Why Do We Need Social Statements?
We need to be open to change -- not for the sake of change, but for the gospel and the work that God is calling us to do in the world.
- Presiding Bishop Mark S. Hanson
As Lutherans, we share a common mission to proclaim the Good News of Jesus Christ. But when we talk about how we make sense of the challenging topics of our day -- sexuality, the economy, health care -- our personal responses reflect our tremendous diversity as children of God.
The value of social statements
In addition to being valuable teaching tools for the leaders of this church, the social statements of the ELCA offer a public forum for discernment and conversation.
Romans 12:2 reminds us to "discern what is the will of God -- what is good and acceptable and perfect." We struggle together to understand the issues we face in our daily lives so that we know better how to live faithfully and responsibly in our callings.
Social statements require a two-thirds vote by a churchwide assembly in order to be adopted. That reality realizes that we cannot and will not ever be in perfect agreement. But our efforts to expand our understanding of how to seek God’s justice in the world and in this church keep us in line with the great tradition of the Lutheran church: that of continual reformation.
In his book Faithful Yet Changing, Bishop Mark S. Hanson says, “We believe that the church is always being re-formed by the Holy Spirit working through the gospel …. It would be tragic if the Lutheran church, born as an agent of change, were to resist change.
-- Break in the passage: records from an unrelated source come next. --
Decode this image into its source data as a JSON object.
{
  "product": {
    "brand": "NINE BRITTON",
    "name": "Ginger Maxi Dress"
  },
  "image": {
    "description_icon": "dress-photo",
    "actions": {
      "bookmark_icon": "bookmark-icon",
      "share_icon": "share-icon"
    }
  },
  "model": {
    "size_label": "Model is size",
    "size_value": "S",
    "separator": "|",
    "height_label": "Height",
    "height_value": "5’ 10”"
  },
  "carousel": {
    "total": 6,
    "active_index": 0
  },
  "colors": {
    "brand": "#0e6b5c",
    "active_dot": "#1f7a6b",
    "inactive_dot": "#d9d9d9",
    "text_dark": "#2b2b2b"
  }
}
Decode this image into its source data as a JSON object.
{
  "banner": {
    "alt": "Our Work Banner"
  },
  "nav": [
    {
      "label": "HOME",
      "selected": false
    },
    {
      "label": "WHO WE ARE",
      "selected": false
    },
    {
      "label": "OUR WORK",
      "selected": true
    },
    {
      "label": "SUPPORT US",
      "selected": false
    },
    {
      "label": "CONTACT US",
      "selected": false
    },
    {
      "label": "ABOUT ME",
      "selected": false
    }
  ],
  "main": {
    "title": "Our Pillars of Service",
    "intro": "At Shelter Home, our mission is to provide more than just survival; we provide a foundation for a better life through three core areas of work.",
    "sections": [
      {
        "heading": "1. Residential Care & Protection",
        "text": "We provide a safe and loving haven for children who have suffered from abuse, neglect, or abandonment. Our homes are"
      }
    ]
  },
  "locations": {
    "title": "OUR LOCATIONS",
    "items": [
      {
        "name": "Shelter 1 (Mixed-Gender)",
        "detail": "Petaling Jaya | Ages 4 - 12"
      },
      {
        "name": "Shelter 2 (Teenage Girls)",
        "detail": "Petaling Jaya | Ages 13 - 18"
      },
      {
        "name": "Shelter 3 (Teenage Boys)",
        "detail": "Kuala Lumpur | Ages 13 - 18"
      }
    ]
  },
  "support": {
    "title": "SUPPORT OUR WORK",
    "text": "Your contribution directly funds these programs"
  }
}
We need to be open to change -- not for the sake of change, but for the gospel and the work that God is calling us to do in the world.” (63)
As people of faith, we can look to social statements as one resource for our ongoing conversations about how we live as Lutherans in this world.
The cost of social statements
How our offerings are used for the work of this church can seem problematic when social statements become a source of tension and conflict within our community of faith.
Recognizing that we are always one in our partnership to share God’s boundless love with the world can put the tension into perspective. The process of developing social statements is a very small part of the work of this church, making up less than 0.36 percent of the proposed 2009 budget.
The Rev. Paul Wayne Meier noted in the August 2009 issue of The Lutheran, "To make a statement in principle concerning the 'right thinking and policies' of the church by withholding money makes a far greater impact on the poor, the hungry, future pastors and college students than it could ever make on the social resolutions of this body of Christ."
Your offering supports the mission of the whole ELCA to answer Christ’s call to make disciples of all people and minister to our broken world. Together we do God’s work in ways that no individual, congregation or synod can do alone.
Additional resources: Social issues and the ELCA